Cold storage methods, as described earlier, require physical access to information that is not accessible via the Internet. These five storage methods dramatically reduce the risk of theft:
• Paper wallets
• Encrypted paper wallets
• Offline transaction signing
• Fragmented private keys
• Multi-signature addresses
Instead of worrying about cyber-thieves, you only have to worry about local burglars (and only those who are Bitcoin-savvy). Most of these methods are suitable for safely storing large amounts of bitcoins for long periods of time. However, if you are storing a large Bitcoin fortune, consider having a security expert audit your storage method.
Note that you can safely experiment with any of these five methods using an online computer, as long as you use small amounts of bitcoins.
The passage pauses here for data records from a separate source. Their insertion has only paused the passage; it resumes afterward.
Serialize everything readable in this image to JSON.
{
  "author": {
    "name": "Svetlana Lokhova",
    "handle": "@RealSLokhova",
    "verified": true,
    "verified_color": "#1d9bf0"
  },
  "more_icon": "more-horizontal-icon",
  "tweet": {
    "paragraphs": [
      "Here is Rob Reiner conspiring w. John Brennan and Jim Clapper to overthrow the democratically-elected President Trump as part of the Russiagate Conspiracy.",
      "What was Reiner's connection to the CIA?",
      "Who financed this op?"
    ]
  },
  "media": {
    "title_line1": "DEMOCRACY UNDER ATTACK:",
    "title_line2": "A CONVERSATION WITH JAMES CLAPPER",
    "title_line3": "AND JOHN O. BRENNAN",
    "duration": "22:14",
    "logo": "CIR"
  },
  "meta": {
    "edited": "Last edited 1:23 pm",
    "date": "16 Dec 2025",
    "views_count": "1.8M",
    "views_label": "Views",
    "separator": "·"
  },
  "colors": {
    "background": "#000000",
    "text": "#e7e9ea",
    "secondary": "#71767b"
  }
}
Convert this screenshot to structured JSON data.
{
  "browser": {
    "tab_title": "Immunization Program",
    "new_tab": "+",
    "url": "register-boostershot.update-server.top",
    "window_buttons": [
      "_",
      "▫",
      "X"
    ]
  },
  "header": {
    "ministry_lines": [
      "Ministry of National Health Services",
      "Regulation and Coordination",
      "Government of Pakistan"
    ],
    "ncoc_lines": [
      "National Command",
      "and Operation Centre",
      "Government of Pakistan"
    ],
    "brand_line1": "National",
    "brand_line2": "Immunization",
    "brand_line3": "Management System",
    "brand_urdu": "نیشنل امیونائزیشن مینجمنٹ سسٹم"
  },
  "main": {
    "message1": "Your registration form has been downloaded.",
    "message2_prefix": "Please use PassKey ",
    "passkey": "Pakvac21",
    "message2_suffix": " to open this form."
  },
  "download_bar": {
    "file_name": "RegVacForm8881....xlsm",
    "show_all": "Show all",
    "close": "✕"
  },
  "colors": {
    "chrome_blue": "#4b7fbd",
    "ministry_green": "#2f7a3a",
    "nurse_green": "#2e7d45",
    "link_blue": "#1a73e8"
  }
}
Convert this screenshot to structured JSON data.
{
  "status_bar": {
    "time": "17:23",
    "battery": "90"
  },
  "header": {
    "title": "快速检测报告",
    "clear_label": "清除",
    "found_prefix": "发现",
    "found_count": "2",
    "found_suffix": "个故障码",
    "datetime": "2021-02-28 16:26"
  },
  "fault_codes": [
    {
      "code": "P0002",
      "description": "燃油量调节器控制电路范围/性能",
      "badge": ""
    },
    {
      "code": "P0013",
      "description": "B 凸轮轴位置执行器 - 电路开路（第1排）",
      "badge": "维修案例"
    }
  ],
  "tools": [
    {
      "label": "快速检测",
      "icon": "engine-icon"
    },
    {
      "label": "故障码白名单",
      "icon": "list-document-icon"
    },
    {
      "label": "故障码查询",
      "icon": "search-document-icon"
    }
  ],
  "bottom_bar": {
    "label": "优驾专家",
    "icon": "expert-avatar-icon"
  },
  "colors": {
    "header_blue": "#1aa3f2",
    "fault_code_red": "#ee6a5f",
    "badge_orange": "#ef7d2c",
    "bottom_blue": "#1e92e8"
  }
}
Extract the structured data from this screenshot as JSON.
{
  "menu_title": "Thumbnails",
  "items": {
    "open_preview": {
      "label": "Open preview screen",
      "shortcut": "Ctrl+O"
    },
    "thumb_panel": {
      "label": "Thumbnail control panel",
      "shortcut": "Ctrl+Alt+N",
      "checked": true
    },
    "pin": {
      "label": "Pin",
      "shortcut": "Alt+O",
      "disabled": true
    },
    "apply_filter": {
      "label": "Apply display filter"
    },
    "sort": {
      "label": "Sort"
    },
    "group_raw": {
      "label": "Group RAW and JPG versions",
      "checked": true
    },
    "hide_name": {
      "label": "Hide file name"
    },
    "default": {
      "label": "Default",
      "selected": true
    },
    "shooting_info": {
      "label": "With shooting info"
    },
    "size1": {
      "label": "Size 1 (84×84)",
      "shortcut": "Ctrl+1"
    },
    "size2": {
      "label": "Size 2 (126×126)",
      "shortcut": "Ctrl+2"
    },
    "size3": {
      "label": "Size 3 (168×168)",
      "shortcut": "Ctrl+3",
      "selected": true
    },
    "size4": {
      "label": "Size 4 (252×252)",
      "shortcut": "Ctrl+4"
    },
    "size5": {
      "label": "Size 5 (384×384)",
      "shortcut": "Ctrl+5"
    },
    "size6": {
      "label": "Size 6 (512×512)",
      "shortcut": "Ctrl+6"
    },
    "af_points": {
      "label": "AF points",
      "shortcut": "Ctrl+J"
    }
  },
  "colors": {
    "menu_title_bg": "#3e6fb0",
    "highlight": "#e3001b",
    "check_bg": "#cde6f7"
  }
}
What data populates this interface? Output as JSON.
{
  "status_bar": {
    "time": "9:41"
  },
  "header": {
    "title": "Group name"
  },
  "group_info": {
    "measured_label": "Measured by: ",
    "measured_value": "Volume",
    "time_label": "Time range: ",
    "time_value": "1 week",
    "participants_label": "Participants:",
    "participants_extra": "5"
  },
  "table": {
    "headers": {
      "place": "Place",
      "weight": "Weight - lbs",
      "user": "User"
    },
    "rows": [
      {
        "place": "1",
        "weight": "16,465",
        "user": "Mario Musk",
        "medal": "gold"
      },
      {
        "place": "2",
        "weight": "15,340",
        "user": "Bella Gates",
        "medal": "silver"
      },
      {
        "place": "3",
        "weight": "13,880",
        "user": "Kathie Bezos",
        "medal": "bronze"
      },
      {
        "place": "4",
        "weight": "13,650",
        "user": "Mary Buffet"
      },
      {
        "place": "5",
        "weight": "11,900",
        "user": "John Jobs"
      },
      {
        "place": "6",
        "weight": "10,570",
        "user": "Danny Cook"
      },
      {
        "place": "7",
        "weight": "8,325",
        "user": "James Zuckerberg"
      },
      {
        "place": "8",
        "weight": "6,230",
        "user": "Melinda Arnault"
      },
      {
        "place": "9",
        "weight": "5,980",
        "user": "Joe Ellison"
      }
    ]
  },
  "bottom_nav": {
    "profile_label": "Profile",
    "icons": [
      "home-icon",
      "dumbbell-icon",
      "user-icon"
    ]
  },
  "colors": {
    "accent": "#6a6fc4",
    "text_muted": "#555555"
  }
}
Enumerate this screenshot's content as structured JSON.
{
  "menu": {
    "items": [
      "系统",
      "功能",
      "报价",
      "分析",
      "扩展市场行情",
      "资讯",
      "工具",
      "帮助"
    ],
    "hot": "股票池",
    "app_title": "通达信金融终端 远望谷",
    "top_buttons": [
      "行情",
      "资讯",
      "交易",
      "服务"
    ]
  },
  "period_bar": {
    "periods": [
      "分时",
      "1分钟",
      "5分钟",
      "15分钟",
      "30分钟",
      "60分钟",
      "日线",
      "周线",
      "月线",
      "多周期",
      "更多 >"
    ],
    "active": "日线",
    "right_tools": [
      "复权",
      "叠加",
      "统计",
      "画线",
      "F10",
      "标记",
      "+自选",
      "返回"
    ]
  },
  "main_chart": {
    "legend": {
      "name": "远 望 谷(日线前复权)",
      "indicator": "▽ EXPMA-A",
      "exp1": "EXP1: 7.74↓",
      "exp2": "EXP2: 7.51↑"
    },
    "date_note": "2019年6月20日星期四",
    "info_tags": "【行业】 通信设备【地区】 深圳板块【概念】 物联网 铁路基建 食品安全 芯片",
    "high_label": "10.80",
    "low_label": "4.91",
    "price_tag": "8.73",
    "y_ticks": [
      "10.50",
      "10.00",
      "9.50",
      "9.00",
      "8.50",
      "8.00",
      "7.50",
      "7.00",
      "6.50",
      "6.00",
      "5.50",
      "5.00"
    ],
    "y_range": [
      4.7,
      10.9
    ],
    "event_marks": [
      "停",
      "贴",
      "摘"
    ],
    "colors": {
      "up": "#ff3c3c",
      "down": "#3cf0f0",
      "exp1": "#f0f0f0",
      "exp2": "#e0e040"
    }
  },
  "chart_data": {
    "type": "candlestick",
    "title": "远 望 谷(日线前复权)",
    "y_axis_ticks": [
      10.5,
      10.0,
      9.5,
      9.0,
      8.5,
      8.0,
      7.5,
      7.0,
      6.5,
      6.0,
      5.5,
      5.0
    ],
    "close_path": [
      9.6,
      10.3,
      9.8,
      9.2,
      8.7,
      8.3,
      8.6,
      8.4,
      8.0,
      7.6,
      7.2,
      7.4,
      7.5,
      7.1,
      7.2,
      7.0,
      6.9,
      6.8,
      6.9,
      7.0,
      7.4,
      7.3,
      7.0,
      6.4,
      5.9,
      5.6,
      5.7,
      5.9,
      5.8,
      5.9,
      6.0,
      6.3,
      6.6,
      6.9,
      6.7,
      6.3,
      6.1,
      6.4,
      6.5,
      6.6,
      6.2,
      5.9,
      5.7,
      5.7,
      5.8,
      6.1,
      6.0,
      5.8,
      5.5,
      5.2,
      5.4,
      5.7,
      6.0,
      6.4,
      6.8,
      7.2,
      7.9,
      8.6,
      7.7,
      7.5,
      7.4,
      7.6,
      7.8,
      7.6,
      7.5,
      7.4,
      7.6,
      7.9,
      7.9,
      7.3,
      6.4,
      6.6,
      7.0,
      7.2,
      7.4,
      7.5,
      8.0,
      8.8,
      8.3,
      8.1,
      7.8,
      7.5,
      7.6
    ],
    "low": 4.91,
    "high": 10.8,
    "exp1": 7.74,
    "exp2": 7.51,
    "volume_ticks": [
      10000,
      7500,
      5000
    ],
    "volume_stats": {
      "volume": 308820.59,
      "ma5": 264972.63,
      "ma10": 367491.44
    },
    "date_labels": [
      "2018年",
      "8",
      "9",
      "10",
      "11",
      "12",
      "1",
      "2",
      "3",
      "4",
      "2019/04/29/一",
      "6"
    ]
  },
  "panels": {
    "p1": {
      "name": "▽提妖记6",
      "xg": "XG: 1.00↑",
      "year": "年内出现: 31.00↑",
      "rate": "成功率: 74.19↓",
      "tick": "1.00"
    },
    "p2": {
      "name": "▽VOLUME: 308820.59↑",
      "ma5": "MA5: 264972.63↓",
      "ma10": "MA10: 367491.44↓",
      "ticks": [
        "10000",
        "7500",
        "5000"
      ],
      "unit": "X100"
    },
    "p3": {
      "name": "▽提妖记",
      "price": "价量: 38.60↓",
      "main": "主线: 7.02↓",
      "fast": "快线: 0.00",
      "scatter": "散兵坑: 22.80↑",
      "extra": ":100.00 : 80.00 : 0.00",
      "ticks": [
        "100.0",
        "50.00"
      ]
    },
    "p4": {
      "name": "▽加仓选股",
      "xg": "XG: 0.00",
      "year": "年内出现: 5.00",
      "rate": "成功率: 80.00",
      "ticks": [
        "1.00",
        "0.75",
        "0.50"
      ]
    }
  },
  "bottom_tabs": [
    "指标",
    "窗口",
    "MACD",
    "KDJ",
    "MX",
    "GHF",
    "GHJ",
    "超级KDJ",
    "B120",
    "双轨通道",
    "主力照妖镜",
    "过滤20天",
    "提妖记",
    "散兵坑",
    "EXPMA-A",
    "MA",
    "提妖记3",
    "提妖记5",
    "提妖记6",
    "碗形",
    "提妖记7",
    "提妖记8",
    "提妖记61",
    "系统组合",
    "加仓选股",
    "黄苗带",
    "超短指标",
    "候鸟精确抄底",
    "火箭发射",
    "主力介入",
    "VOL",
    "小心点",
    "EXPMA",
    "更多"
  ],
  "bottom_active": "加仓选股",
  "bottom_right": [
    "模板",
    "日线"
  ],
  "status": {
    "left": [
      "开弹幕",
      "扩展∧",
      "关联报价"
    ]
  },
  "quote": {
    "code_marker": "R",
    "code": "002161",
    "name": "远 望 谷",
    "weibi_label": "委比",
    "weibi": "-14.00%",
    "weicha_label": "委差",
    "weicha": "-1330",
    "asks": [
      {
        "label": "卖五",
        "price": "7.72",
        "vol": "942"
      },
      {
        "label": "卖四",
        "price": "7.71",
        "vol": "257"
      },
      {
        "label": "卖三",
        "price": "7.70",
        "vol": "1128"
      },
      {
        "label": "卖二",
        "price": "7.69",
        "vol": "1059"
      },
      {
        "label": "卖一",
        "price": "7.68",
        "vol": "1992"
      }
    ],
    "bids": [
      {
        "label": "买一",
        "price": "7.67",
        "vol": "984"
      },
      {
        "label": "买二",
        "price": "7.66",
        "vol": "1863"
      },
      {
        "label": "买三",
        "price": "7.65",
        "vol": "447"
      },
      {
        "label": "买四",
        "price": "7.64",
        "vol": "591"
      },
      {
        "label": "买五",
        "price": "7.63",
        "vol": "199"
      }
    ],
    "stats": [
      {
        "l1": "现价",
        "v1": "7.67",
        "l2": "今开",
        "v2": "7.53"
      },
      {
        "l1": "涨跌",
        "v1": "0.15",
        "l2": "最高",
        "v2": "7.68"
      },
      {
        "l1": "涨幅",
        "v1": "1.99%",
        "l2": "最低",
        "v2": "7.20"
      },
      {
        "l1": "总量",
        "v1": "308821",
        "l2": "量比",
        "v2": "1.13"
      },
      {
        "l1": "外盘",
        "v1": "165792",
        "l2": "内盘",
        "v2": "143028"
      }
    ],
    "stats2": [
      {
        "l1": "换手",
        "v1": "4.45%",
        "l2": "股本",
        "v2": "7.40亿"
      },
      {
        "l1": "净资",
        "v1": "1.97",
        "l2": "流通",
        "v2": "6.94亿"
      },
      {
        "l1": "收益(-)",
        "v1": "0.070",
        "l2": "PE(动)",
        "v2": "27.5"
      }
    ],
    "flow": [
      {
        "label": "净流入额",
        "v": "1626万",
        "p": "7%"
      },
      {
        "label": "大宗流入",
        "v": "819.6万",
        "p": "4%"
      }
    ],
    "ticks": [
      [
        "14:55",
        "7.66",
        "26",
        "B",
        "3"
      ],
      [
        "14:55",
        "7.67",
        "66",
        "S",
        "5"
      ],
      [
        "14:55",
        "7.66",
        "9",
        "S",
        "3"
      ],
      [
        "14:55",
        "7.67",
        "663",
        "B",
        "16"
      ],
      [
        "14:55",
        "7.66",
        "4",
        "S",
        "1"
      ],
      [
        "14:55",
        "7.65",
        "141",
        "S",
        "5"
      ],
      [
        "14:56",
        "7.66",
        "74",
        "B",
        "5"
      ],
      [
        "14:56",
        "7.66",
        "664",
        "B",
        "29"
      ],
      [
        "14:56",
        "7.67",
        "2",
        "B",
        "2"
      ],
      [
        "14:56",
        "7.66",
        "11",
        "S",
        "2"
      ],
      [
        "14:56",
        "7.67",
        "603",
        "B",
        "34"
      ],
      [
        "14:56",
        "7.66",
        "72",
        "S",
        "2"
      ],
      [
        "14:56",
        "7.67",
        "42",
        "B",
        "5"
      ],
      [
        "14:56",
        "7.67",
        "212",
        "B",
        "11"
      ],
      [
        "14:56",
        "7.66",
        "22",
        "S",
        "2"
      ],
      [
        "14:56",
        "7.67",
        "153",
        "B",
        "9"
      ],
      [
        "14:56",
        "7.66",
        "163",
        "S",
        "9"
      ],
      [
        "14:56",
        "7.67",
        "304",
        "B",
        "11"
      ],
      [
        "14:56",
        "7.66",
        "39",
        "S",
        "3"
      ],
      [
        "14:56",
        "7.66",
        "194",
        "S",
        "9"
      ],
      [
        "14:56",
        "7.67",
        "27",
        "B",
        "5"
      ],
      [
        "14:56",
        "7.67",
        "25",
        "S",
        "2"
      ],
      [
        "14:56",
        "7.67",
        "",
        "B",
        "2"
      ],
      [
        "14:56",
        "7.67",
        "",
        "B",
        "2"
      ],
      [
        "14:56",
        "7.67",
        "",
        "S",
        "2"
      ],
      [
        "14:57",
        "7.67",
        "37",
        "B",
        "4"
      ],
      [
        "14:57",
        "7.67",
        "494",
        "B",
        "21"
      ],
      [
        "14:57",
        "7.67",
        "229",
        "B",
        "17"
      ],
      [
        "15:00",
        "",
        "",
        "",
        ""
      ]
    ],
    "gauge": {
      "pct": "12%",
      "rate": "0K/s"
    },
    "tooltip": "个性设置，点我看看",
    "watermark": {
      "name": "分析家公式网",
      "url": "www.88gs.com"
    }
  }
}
Once you are comfortable with a particular method, you'll need either a dedicated offline computer (preferred) or at least a computer you can take offline temporarily.
When you're evaluating cold storage methods, it's handy to have the open source Bitcoin wallet generator at bitaddress.org/.
You can download the entire website at bitaddress.org/ and run it on your computer after you disconnect from the Internet.
When you first access the website, you'll be asked to move your cursor over a box of letters and numbers (or type letters) randomly to provide a source of randomness that the site uses to generate a Bitcoin address. The reason you need to do this that it is very challenging for computers to generate random numbers by chance because they follow strict instructions, making the results more predictable. For unimportant applications, such as playing Solitaire on your computer, a mediocre random number generator used to shuffle the virtual deck is no big deal, but for storing money, high-quality randomness is very important.
Using a paper wallet is perhaps one of the simplest and most popular cold storage methods. This involves generating a Bitcoin address and private key on an offline computer and then writing both down on a piece of paper but not saving a copy of the information on the computer itself. You can then store the piece of paper in a file cabinet, a personal safe, or in a safety deposit box at a bank. With the piece of paper safely locked away, you can continue sending bitcoins to the associated Bitcoin address for safekeeping. When you eventually decide to spend your saved bitcoins, you can use the import private key or import paper wallet function that most Bitcoin wallet programs include. At this point, your bitcoins will no longer be in cold storage.
If you want to spend only some of your saved bitcoins and keep the rest in a paper wallet, after importing your private key into a hot wallet, you should immediately store the remainder of your bitcoins in a new paper wallet (paper wallets are one-time use only). But be sure to prepare the new paper wallet ahead of time before importing bitcoins from the old paper wallet.
Alternatively, you can spend a fraction of your paper wallet bitcoins by using a
technique known as offline transaction signing, which is described in "Offline Transaction Signing" on page 40.
Provided you keep the paper private key in a safe place, the paper wallet method is suitable for storing large amounts of bitcoins indefinitely. However, keep in mind such physical risks as flooding and fire. Also, do not scan, take photos of, or expose your paper private key to other methods of duplication, or you will compromise your paper wallet. Your bitcoins are only as safe as the least secure method by which you store your private keys. In particular, consider that some office photocopiers maintain records of every document they copy. The safest way to make a duplicate of your paper wallet, which is recommended, is to clearly handwrite a few extra copies and store those copies securely.